All that is well and good, but what does it mean for you, the user? It means dramatic quality improvements for low-light photography thanks to the wider aperture, and crisper photos with far less noise in any lighting situation. Of note, the Galaxy S9+ includes a second 12-megapixel telephoto lens in addition to the main 12-megapixel wide-angle lens, adding two features that the smaller S9 doesn’t have: Optical zoom and a “bokeh” background blurring effect.
Samsung’s Super Speed Dual Pixel camera also brings dramatic improvements to videos as well, and the star of the show is the Galaxy S9’s new “Super Slow-mo” camera feature. According to Samsung, slow mo was the most used camera mode on its Galaxy S8 phones aside from the standard camera mode, so it spent a ton of time enhancing slow motion on the Galaxy S9 and S9+.

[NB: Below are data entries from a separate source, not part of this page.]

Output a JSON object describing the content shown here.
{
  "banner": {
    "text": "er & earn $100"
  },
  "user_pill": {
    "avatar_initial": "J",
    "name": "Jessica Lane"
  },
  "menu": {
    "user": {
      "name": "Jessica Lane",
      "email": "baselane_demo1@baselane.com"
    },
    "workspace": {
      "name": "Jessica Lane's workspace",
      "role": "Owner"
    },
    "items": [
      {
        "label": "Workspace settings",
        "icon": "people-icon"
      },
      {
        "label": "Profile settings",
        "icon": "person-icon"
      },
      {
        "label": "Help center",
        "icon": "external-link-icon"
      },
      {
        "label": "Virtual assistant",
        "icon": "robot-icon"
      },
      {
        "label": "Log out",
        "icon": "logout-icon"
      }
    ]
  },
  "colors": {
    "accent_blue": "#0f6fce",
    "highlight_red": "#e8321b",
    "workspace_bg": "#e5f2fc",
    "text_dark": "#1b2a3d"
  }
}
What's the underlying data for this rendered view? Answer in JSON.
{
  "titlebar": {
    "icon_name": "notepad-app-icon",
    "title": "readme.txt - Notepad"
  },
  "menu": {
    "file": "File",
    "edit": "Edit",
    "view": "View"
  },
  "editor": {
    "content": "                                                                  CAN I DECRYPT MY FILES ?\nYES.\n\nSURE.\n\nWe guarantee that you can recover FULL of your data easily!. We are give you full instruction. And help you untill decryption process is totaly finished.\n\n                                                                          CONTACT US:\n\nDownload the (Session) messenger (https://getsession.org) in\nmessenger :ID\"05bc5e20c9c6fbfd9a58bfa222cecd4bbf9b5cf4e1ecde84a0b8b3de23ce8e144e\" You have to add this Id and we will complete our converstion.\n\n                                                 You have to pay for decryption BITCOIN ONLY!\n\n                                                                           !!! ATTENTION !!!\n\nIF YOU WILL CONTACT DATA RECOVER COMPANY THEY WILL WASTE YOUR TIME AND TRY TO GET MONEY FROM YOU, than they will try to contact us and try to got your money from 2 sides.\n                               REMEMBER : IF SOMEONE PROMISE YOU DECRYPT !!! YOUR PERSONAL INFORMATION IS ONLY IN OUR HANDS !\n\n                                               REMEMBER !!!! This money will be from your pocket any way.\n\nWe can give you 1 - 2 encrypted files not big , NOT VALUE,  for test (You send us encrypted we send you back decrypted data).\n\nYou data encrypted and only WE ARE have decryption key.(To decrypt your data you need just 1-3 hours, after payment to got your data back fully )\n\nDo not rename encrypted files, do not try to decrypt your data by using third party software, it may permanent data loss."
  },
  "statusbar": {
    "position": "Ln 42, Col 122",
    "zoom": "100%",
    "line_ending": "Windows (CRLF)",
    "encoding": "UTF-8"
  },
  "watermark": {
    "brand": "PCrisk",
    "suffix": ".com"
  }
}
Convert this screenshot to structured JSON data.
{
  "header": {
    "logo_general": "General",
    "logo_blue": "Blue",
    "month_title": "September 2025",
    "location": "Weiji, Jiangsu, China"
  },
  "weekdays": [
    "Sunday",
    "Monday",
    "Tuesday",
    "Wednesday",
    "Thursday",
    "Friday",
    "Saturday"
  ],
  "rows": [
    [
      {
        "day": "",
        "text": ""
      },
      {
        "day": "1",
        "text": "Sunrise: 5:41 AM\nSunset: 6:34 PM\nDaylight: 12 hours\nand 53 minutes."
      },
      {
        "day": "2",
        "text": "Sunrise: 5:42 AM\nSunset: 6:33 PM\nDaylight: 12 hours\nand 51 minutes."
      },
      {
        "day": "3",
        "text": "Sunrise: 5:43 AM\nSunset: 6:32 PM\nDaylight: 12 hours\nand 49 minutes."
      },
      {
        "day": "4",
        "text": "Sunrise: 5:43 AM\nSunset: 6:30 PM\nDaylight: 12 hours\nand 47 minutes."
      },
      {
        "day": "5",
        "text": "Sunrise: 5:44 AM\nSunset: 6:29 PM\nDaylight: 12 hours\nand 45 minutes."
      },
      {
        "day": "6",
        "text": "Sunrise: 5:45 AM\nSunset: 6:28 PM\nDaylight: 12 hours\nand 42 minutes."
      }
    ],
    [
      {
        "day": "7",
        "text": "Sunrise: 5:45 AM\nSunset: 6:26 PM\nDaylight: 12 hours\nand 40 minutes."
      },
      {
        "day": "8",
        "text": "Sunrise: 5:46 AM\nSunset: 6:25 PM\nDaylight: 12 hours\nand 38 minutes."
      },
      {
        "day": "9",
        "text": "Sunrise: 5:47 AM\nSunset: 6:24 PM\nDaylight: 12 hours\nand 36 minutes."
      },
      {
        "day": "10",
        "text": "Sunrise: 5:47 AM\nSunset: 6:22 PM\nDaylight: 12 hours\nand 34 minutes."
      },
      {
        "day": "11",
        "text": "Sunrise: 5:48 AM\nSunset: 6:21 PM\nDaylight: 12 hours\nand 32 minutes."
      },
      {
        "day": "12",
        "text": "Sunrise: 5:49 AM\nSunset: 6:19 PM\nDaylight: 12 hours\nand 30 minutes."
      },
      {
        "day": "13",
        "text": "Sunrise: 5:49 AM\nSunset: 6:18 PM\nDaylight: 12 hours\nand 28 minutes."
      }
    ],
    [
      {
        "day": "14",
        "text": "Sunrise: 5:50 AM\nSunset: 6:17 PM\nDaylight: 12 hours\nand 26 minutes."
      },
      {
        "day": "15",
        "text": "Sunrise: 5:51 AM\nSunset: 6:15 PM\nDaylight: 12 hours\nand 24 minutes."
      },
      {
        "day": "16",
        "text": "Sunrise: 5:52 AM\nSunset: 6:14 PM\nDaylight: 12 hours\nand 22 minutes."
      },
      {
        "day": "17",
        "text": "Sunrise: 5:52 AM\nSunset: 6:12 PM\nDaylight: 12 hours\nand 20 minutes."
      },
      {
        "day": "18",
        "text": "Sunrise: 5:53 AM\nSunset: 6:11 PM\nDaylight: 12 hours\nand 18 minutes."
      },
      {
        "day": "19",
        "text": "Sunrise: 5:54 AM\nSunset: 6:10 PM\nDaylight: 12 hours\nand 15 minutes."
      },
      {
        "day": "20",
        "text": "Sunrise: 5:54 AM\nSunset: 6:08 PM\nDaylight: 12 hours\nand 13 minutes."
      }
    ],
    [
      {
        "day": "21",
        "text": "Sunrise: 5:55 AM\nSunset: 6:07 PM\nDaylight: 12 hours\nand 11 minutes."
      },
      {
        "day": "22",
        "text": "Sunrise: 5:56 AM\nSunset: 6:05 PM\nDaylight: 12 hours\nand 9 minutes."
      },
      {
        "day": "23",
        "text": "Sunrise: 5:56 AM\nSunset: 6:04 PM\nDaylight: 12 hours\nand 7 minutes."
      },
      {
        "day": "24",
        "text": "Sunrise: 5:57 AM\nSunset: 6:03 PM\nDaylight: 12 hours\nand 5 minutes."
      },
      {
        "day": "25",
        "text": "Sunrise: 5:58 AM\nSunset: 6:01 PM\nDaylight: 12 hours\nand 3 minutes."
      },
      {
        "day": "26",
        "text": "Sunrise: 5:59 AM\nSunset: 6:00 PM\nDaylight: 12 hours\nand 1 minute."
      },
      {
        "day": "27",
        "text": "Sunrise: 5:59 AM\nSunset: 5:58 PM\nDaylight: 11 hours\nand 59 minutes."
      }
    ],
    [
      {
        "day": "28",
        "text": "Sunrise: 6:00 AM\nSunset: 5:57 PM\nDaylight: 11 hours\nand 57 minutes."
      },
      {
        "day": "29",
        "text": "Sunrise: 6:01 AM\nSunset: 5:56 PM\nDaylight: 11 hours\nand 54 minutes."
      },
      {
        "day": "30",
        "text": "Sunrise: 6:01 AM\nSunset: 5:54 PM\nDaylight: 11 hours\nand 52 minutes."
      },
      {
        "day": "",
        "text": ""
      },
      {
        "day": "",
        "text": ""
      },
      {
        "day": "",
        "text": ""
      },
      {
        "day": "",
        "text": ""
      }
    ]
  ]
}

Super Slow-mo on the Galaxy S9 and Galaxy S9+ can be captured with frame rates as high as 960 fps in 720p HD resolution, and it looks absolutely incredible. Don’t worry, we’ll have samples in our full review. Beyond the clarity of slow mo and the smoothness when shooting at such a high frame rate, there’s also a cool mode that automatically switches from standard video capture to Super Slow-mo when motion is detected within an outlined area in the frame. This way you can capture normal footage so you don’t miss anything, and you’ll automatically get great slow mo footage when the action starts.
Finally, these new phones offer Samsung’s twist on Apple’s Animoji from the iPhone X, as had been rumored. The feature is called AR Emoji on the Galaxy S9 and S9+, and there are a number of different characters you can select that will mimic your mouth and facial expressions as you talk.
Samsung has also added Snapchat-like filters to its new camera app, as well as a nifty feature that had been rumored for the iPhone X before it launched. Instead of only selecting different AR Emoji from Samsung’s stable of characters, you can scan your face and have the phone turn you into an emoji. Then you can record animations with your own emoji, or there are dozens of graphics that are created automatically, similar to Bitmoji but with little animations.
I’ll dive much, much deeper into Samsung’s new Galaxy S9 and Galaxy S9+ once I get my hands on review units. In the meantime, both new phones will be made available for preorder beginning March 2nd, and every major carrier in the US will sell them. Preorders will ship on Friday, March 16th, which is also when the phones will be released in stores.
Pricing varies by carrier, but Samsung will sell unlocked models directly to users, with financing options available. The unlocked Galaxy S9 will cost $719.99 or $30 per month for 24 months if financed, and the unlocked Galaxy S9+ will be available for $839.99 or $35 per month for 24 months.